Backyard Elderflower Cordial

As we fade into the depths of summer heat, foraging can be a little thin within city limits, but there is one delight that just seems to be every where this time of year: Elderberry flowers. And what better way to pair the sweet and subtle flavor of those flowers with a cordial. 

Elderberry is a large shrub, and can even grow into a small tree. The leaves are a lush dark green, slightly serrated on their edges, and each leave should be opposite to another. The flowers are cream-colored, not white with a sweet fragrance. A good rule to live by is to not take more than a few flower heads from each elderberry bush: this ensures that the bush will have enough to spread itself and makes you find more bushes (it’s never a good thing to have only one spot for anything you forage for) and, most importantly, selective picking means you can come back in a few months for the berries. For best cut flowers pick either in the morning or evening.
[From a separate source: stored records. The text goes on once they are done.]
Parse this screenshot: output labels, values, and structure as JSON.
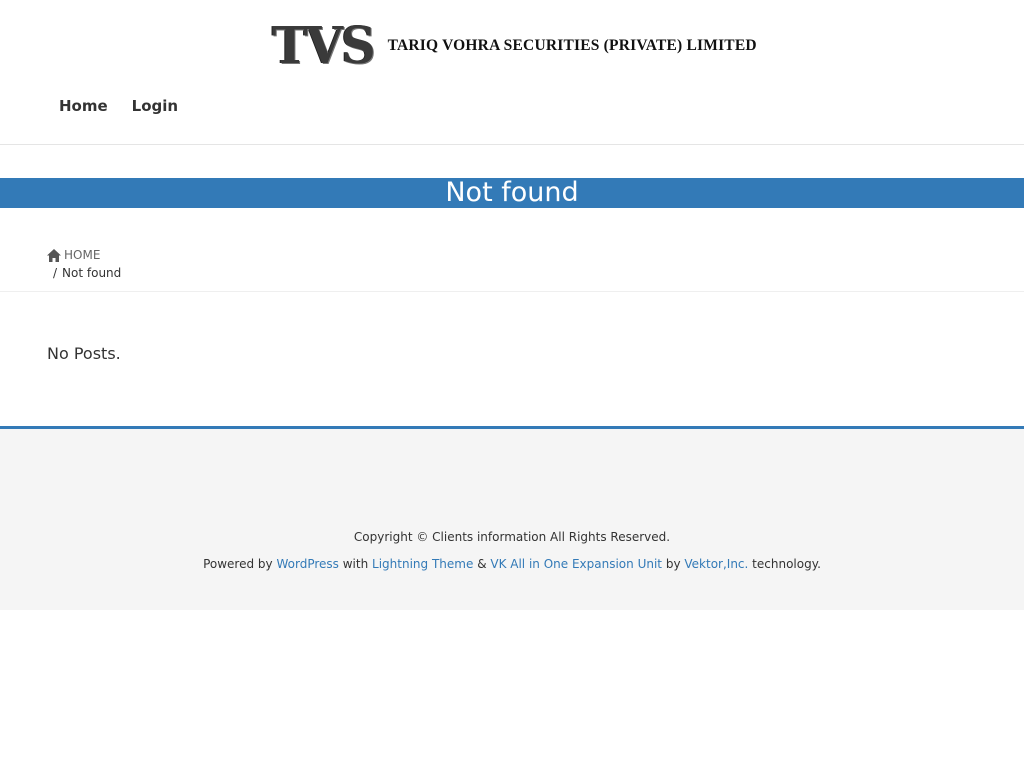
{
  "header": {
    "logo_mark": "TVS",
    "logo_text": "TARIQ VOHRA SECURITIES (PRIVATE) LIMITED",
    "nav": [
      {
        "label": "Home"
      },
      {
        "label": "Login"
      }
    ]
  },
  "page": {
    "title": "Not found",
    "breadcrumb": {
      "home": "HOME",
      "separator": "/",
      "current": "Not found"
    },
    "message": "No Posts."
  },
  "footer": {
    "copyright": "Copyright © Clients information All Rights Reserved.",
    "powered": {
      "prefix": "Powered by",
      "wordpress": "WordPress",
      "with": "with",
      "theme": "Lightning Theme",
      "amp": "&",
      "plugin": "VK All in One Expansion Unit",
      "by": "by",
      "vendor": "Vektor,Inc.",
      "suffix": "technology."
    }
  },
  "colors": {
    "accent": "#337ab7",
    "footer_bg": "#f5f5f5"
  }
}
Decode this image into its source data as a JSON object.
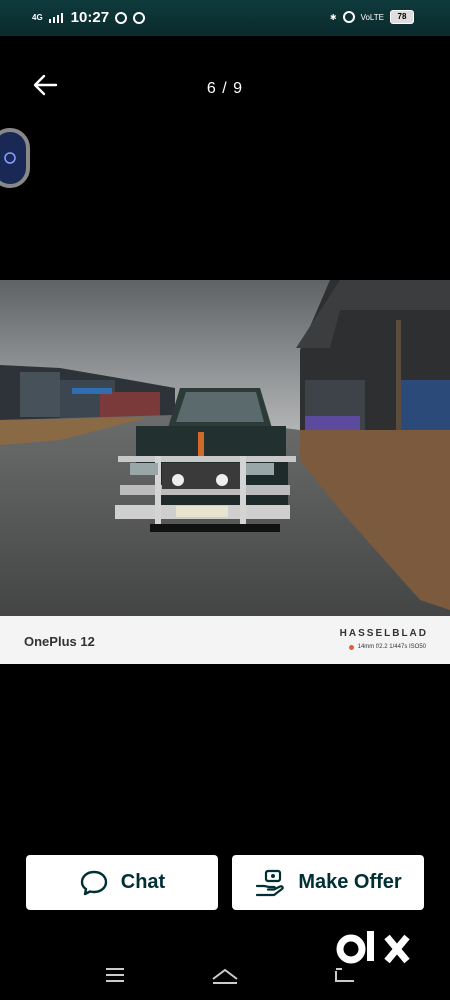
{
  "status_bar": {
    "network": "4G",
    "time": "10:27",
    "battery": "78",
    "right_network": "VoLTE"
  },
  "header": {
    "counter": "6 / 9"
  },
  "photo": {
    "camera_model": "OnePlus 12",
    "camera_brand": "HASSELBLAD",
    "camera_specs": "14mm f/2.2 1/447s ISO50"
  },
  "actions": {
    "chat_label": "Chat",
    "make_offer_label": "Make Offer"
  },
  "logo": {
    "text": "olx"
  }
}
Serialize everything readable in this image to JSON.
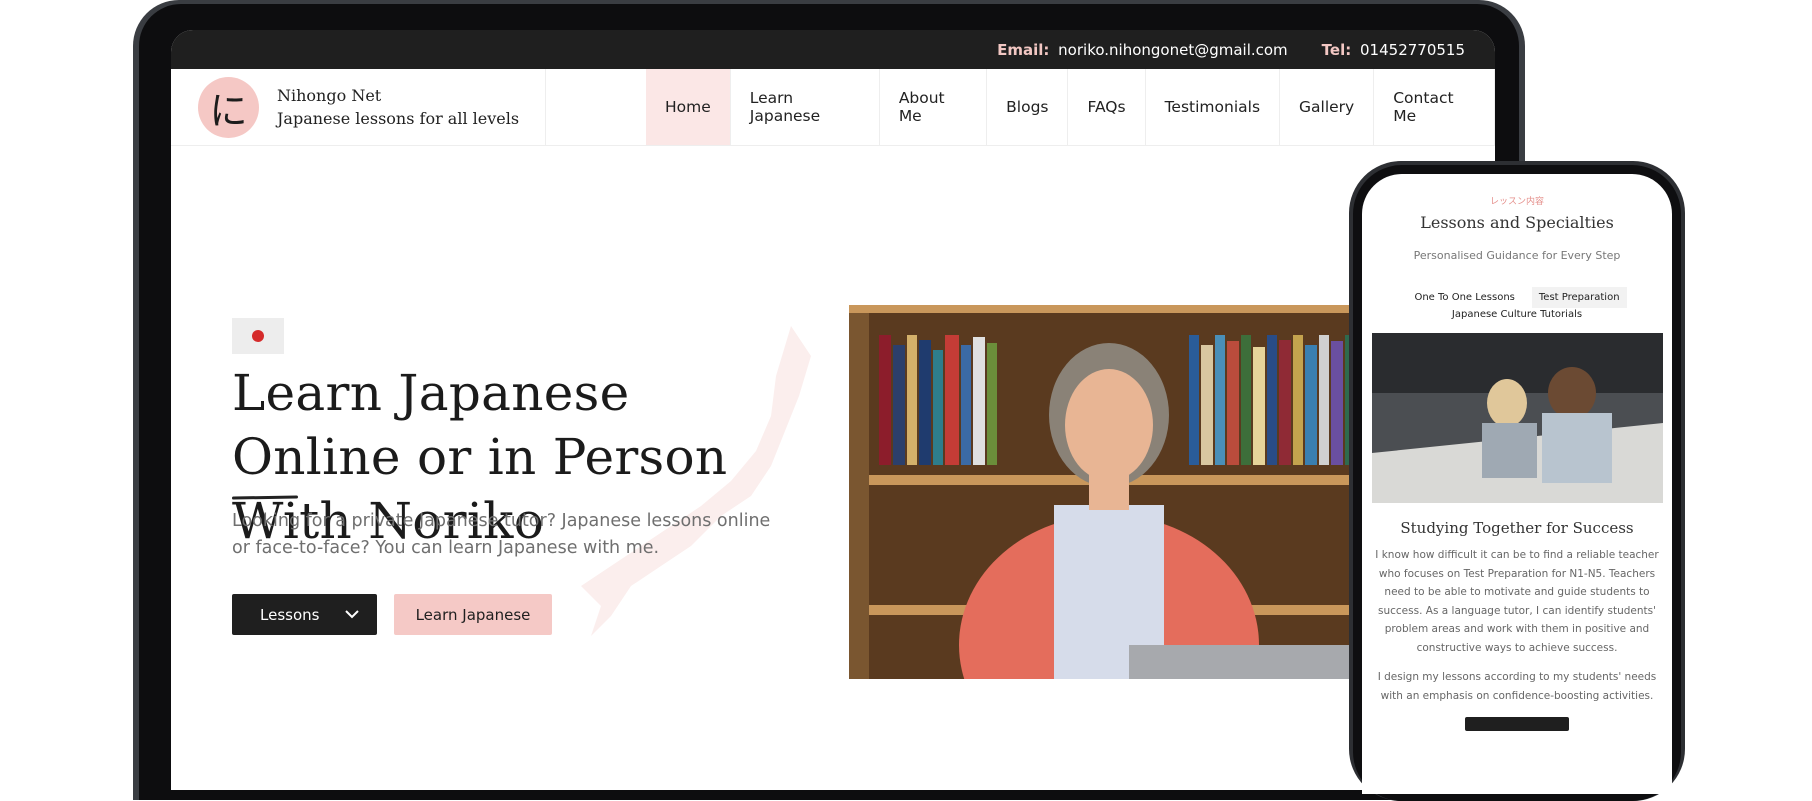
{
  "topbar": {
    "email_label": "Email:",
    "email_value": "noriko.nihongonet@gmail.com",
    "tel_label": "Tel:",
    "tel_value": "01452770515"
  },
  "brand": {
    "logo_glyph": "に",
    "name": "Nihongo Net",
    "tagline": "Japanese lessons for all levels"
  },
  "nav": {
    "items": [
      {
        "label": "Home",
        "active": true
      },
      {
        "label": "Learn Japanese"
      },
      {
        "label": "About Me"
      },
      {
        "label": "Blogs"
      },
      {
        "label": "FAQs"
      },
      {
        "label": "Testimonials"
      },
      {
        "label": "Gallery"
      },
      {
        "label": "Contact Me"
      }
    ]
  },
  "hero": {
    "heading": "Learn Japanese Online or in Person With Noriko",
    "description": "Looking for a private Japanese tutor? Japanese lessons online or face-to-face? You can learn Japanese with me.",
    "primary_button": "Lessons",
    "secondary_button": "Learn Japanese"
  },
  "phone": {
    "kicker": "レッスン内容",
    "title": "Lessons and Specialties",
    "subtitle": "Personalised Guidance for Every Step",
    "tabs": [
      "One To One Lessons",
      "Test Preparation",
      "Japanese Culture Tutorials"
    ],
    "section_title": "Studying Together for Success",
    "paragraph1": "I know how difficult it can be to find a reliable teacher who focuses on Test Preparation for N1-N5. Teachers need to be able to motivate and guide students to success. As a language tutor, I can identify students' problem areas and work with them in positive and constructive ways to achieve success.",
    "paragraph2": "I design my lessons according to my students' needs with an emphasis on confidence-boosting activities."
  },
  "colors": {
    "accent_pink": "#f5c9c6",
    "dark": "#1f1f1f",
    "flag_red": "#d52b2b"
  }
}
In the ol' USofA, the term "cordial" usually refers to an alcoholic liqueur. Whereas in other parts of the world, it's just a sweetened concentrated fruit syrup that is added to water or sparkling water to make a refreshing beverage. Elderflower cordials mix well with almost everything, adding a floral sweet smelling syrup to champagne or seltzer water, or better yet a martini. It has a delicate scent, very sweet and just a lil' bit spicy. 


1 pint water
2 cups sugar
Juice and zest of 2 lemons
12 elderflower heads, stems removed (about 1 cup of flowers)

Note: For longer shelf life use citric acid in your cordial as a preservative to reduce the fermentation process. We used twice as much lemon in the recipe instead. This method does the job, but imparts a slight lemon flavor, which i think compliments the elderflower flavor. Also note: cutting board made by bloom's #1 handy man marshall hawthorne <3



Snip off the flowers from the stalks into a quart sized mason jar. Try to remove as much of the stems as you can because they are toxic. A few stray bits of stems will not hurt you, but you want to minimize that.

Zest the lemons and add it to the jar along with the lemon juice.

Bring the sugar and water to a boil, stirring occasionally to dissolve. Let the syrup cool to room temperature. Pour the syrup over the flowers, lemons et al and stir to combine. Cover the jar with cheesecloth and let sit for 2-4 days.

When ready, strain it through the cheesecloth into another clean jar. Seal the jar and store in the fridge.